I hate to say I told you so, but I told you Sam Walker would make the big time.
Journalists love to get sporting predictions right, but very few of the times I’ve ‘called it’ have ever been as satisfying as this one.
Seven years ago I wrote in a blog post for the Worksop Guardian website that one day I would watch Sam Walker playing at the highest level, on television.
And this summer the Worksop table tennis wonder will grace the biggest stage of them all, the 2016 Rio Olympics, wearing the colours of Team GB.
If that’s not the big time, I don’t know what is.
He’ll share a canteen in the Athletes’ Village with some of the best known stars of world sport, many of whom will go down as bonafide legends.
He’s been gracing the sports pages of the Worksop Guardian since he was 12 years old.
Covering a sportsman or sportswoman’s career from humble beginnings to outstanding achievement is ordinarily a privilege that only local media enjoys.
The national press obviously aren’t interested when a youngster tops the averages in a district table tennis league.
For a local newspaper, that’s our bread and butter.
Often we get calls or emails from proud parents, trumpeting their child’s latest achievement.
Sometimes, the achievements might mean a lot to the family but in the wider context of regional sport they don’t merit much more than a mention in a small corner of the paper and a line or two on the website.
Many of these young sporting prospects are mentioned several times before they disappear from the sports pages altogether, forever.
They can give up, lose interest, discover other things, parents get tired of penning emails to the sports editor. Often the achievements begin to pale when the child discovers their level in sport.

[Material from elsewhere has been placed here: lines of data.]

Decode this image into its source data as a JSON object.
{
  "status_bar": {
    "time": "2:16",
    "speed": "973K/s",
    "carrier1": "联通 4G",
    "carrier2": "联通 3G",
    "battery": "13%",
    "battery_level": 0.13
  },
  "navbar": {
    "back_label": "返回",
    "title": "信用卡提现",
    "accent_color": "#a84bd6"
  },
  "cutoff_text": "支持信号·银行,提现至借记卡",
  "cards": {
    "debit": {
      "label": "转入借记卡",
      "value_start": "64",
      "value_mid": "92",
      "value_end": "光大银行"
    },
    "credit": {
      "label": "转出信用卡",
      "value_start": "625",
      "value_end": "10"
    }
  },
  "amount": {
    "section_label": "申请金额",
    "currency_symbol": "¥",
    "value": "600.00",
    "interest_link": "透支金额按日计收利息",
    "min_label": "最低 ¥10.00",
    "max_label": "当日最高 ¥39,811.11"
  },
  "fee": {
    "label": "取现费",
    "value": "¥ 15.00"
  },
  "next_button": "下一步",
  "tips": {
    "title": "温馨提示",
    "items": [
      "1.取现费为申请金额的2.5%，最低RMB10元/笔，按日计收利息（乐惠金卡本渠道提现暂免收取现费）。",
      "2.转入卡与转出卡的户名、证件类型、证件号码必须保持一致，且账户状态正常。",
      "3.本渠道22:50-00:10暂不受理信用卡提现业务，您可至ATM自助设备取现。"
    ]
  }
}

In rare cases, a kid keeps showing up. And the achievements get bigger and bigger.
Steve Walker has kept the Worksop Guardian abreast of all the developments in his son Sam’s career.

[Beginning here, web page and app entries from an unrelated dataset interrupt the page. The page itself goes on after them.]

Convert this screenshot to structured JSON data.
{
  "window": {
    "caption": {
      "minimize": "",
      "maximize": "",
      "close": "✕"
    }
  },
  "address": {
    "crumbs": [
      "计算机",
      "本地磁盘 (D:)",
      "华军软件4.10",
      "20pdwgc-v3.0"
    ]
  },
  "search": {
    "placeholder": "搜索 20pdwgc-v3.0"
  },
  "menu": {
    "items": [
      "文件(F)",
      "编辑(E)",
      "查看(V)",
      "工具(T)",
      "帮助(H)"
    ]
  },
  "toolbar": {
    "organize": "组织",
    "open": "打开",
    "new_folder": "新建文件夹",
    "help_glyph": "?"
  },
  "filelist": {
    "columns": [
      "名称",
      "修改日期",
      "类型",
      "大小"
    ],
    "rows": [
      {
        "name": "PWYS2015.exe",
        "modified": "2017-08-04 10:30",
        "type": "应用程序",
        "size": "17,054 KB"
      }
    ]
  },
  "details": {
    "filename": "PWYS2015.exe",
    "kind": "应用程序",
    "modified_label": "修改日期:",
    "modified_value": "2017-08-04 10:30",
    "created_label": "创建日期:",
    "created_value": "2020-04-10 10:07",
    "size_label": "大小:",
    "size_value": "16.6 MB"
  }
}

Mercifully, Steve isn’t one of these pushy parents who wants to thrust the child into the limelight and set them up for a fall with unsubstantiated claims of greatness.
When Sam did something good, Steve would pick up the phone. Not for every little thing, but the big things, the milestones.
The news updates were never sugarcoated.
If a tournament had been tough, Steve said so. If Sam hadn’t played to his full potential, Steve admitted it.
If another player had been too good for Sam, which rarely seemed to be the case, Steve was very up front about it.
There was never a begrudging congratulations to anyone who triumphed over Sam – no sign of the ‘against the run of play’ line that crops up so frequently in junior football reports.
Dealing with the Walker family has always been a pleasure rather than a chore.
It’s not often journalists interact with the sporting wonderkids themselves because talking to young teenagers can often elecit little more than single word replies, shy admissions that they’re quite good at their chosen sport.
As they get older however, speaking to the local press is a sportsman or women’s first lesson in dealing with media enquiries.
In our first dealings with Sam himself, it became clear quite quickly he was well grounded, well brought up, well spoken and genuinely grateful for the Guardian’s support and interest.
The apple has not fallen far from the tree.
I look forward to seeing him play for Team GB in the Olympics, so I can tell people I played against him in 2009. Although truthfully it wasn’t much of a contest, 14-year-old Sam blitzed the ball by me repeatedly.
I’m proud of our association with local sporting success and proud of our nine years worth of coverage for his burgeoning career.
It’s been an interesting story to follow, the local boy cutting the apron strings at the tender age of 16 and leaving his native land for a new life in Germany, with only his table tennis bat giving any sense of familiarity.
Winning national title after national title, representing England, winning medals for his country – the narrative has got better and better for the player and his local newspaper.
At times he’s kept the town’s most successful export Lee Westwood, another sports star who grew up in our columns, off the back page.
And hopefully Walker will go to Brazil this summer and do something worthy of the front page.
An Olympic medal would be a dream come true for him, his family and another feather in Worksop’s sporting cap.
He’s a fine ambassador for the town and will go with the support of thousands of Bassetlaw residents.
Much of that support will come from the Worksop and District Table Tennis League.
If you’re a young boy or girl playing in that league, reading about Walker’s impressive table tennis feats, allow yourself to dream of emulating or even surpassing him.
There’s a blueprint now, a pathway from Redlands Table Tennis Centre to Rio.
The Worksop Guardian will be here to tell your story.